Does Mitch Landrieu know this? Does Marc Morial? The guess here is it doesn’t matter, because the constituency they represent doesn’t know it and the last thing they want to do is tell those people things they might not like to hear.
So instead, the history being taught in the public square in New Orleans is that the fleur de lis, the city’s prime cultural symbol, is a mark of slavery because runaway slaves were branded with it and it ought to be abolished. Forget about the fact that the fleur de lis has existed as a symbol of French culture for hundreds of years prior to runaway slaves in New Orleans and represents a whole lot more than just mean things slaveowners did; no, we’re going to let that be the central piece of our understanding of history in the city and the New Orleans Saints are now going to be a racist brand like the Washington Redskins are.
And the fact that at the time Robert E. Lee was considered the pinnacle of American gentility and character on both sides of the Mason-Dixon line – he was NOT tried for treason, despite all the people who inevitably show up to call him that, because it was widely accepted that to do so would be an affront to the country’s efforts to heal.
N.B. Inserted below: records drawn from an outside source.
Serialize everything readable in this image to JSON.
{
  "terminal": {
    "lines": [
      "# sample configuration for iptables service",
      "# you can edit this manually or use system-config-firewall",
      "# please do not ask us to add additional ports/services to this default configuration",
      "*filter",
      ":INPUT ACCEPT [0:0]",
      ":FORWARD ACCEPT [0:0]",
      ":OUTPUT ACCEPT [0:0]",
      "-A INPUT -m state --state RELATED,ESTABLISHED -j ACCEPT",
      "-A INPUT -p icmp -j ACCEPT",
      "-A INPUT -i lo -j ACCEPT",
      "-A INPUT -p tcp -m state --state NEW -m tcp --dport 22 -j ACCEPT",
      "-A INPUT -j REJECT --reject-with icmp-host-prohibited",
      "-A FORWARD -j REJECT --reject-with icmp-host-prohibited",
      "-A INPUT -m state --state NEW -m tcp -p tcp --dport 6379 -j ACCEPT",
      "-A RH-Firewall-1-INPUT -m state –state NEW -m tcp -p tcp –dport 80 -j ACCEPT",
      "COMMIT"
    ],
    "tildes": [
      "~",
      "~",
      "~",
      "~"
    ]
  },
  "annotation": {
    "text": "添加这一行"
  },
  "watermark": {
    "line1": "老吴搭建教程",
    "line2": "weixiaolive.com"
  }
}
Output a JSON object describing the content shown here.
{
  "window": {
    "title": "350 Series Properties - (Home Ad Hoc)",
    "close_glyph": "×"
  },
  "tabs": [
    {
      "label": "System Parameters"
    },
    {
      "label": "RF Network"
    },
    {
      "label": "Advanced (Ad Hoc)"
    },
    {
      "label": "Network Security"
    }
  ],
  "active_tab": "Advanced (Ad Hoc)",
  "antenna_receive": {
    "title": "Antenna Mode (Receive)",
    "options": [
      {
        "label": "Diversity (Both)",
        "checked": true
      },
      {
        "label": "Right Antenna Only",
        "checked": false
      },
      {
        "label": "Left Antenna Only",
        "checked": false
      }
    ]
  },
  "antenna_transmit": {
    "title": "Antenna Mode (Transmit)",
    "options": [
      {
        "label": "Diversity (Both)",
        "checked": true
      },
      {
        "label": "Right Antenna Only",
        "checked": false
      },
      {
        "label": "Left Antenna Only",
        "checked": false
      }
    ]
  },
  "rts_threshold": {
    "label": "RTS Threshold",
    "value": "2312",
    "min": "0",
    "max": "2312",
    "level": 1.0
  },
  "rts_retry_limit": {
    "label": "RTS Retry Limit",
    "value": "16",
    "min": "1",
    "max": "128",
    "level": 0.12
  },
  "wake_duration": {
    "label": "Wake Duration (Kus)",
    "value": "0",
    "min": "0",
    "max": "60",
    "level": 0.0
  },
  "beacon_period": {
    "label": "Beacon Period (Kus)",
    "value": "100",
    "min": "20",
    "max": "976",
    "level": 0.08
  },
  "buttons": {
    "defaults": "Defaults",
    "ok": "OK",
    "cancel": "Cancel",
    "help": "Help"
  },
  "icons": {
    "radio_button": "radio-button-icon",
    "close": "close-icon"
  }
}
And furthermore, given the impossible position Lee was put in at the outset of the war in which he was being asked to choose to fight against his friends and neighbors, an acquittal on such charges was a very real possibility.
You keep a statue of Robert E. Lee because you want to honor a man of such character, who was known as an exemplar of 19th century manhood and whom you can learn from. What would you learn from at “Tricentennial Circle?”